My mouth is watering already. If yours is too, please join us on this two-week culinary adventure! Just chime in in the comments, and use the hashtag #pastramialong on the social media you love and abuse.

First, buy a brisket. Corey sez: “Get yourself a 4-5 pound beef brisket of the best beef you can afford. I like a nice 1/8 inch fat cap. Soaks up a lot of flavor, that.”

The first step in making pastrami is to corn the beef, which takes about a week. Corey sez: “I suppose you could buy a pre-packaged corned beef from the supermarket but 1) heaven knows what chemistry they employ in some far away corned beef factory and, 2) corning is fun! I use a brine adopted from Charcuterie by Michael Ruhlman and Brian Polcyn and the corning spice blend from Penzey’s*.”

Ingredients List for Corning Brine

1/2 gallon of water

1/2 gallon of ice water

2 cups kosher salt

1/2 cup sugar

1 ounce pink salt (5 teaspoons)

3 garlic cloves, crushed

2 tablespoons Penzeys Corned Beef mix*

* Theirs is a frank but melodious blend of brown and yellow mustard seeds, coriander, allspice, cracked cassia, dill seed, bay leaves, cloves, ginger, peppercorns, star anise, juniper, mace, cardamom, and red pepper. 

The next thing requiring ingredients is the rub:

Ingredients List for the Rub

4 tbs coarsely ground black pepper

2 tbs ground coriander

1 tsp mustard powder

1 tbs brown sugar

1 tbs Spanish paprika 

2 tsp garlic powder

2 tsp onion powder

Ingredients for Smoking

Bourbon barrel chips

Charcoal

General Equipment List

We’re also going to need some tools and equipment to make the pastrami.

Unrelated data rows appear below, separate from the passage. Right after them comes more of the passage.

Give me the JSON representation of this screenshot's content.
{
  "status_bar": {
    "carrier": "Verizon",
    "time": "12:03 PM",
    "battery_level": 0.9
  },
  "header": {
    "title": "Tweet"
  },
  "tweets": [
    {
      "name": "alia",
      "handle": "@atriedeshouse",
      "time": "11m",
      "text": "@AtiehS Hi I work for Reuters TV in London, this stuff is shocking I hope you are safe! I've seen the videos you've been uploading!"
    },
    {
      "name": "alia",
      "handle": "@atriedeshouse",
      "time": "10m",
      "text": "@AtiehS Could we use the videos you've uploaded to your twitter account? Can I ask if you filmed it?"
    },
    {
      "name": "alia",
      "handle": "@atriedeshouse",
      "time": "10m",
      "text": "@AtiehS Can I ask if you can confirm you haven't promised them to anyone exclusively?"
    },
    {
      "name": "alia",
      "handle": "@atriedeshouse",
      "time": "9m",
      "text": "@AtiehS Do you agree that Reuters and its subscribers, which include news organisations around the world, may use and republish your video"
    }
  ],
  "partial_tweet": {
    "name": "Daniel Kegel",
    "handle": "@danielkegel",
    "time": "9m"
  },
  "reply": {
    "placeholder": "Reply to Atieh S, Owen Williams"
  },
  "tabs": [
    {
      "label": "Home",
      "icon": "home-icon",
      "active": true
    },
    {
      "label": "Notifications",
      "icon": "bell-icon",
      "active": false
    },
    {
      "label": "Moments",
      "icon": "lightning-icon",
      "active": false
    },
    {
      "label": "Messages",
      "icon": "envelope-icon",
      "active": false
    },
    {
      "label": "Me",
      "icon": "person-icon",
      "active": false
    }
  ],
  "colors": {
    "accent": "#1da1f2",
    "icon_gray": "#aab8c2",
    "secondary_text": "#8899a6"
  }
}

Gather the following:

  • A pot large enough for a gallon of water plus the brisket, a cover for it, and room to accommodate it in your fridge.
  • Grill, for smoking
  • Meat thermometer (ideally one you can read from outside the grill during the lengthy smoking process)

So, gather ye stuff and get ready to make some delicious meat with us! We’ll start Wednesday with instructions on corning the beef, and we’ll go from there.

Post questions in the comments, and let us know how you’re doing on Twitter, Facebook and G+!

Announcing: The Pastrami-Along!

During one our first meetings about making The Holocene, we discovered that Brett and Corey make their own pastrami. I do not make my own pastrami, but my partner does, and I’ve eaten it. And so a significant part of the growing culture of our company has come to be centred around the spicing, curing, smoking and eating of meat. Like at most companies, obviously.

So now I want to make pastrami, too. And Brett’s mom is excited to make pastrami. And, admit it, the more I say “pastrami”, the more you want to make some, too.

So let’s all make pastrami together!

image

Corey will share his favourite recipe, and he and Brett will walk us noobs through all the steps. If you’re a seasoned (see what I did there?) pastrami maker, we hope you’ll chime in with your own recipes, tips and advice, too.

We’ll kick off the pastrami-along on Wednesday, April 3rd, and it’ll last a couple weeks, culminating in our collective tasting (and photographing) of the meats of our labour.

Over the next few days, I’ll post an ingredients and tools list so we can gather all the stuff we’ll need to get started on the 3rd. I’ll also share some ways you can connect with other participants, and how you can reach us and the others with questions, tips and stories. (Of course there will be stories. It’s pastrami! It’s a very dramatic meat.)

Leave a comment and introduce yourself if you’re going to join in (and even if you’re not), and tell us about your favourite time eating pastrami! And please send this link to your friends and any random meat-lovers you know, so we can make this a proper pastrami party.

More soon!

twitter.com/HolocenePub



Ask us a question.

We write here: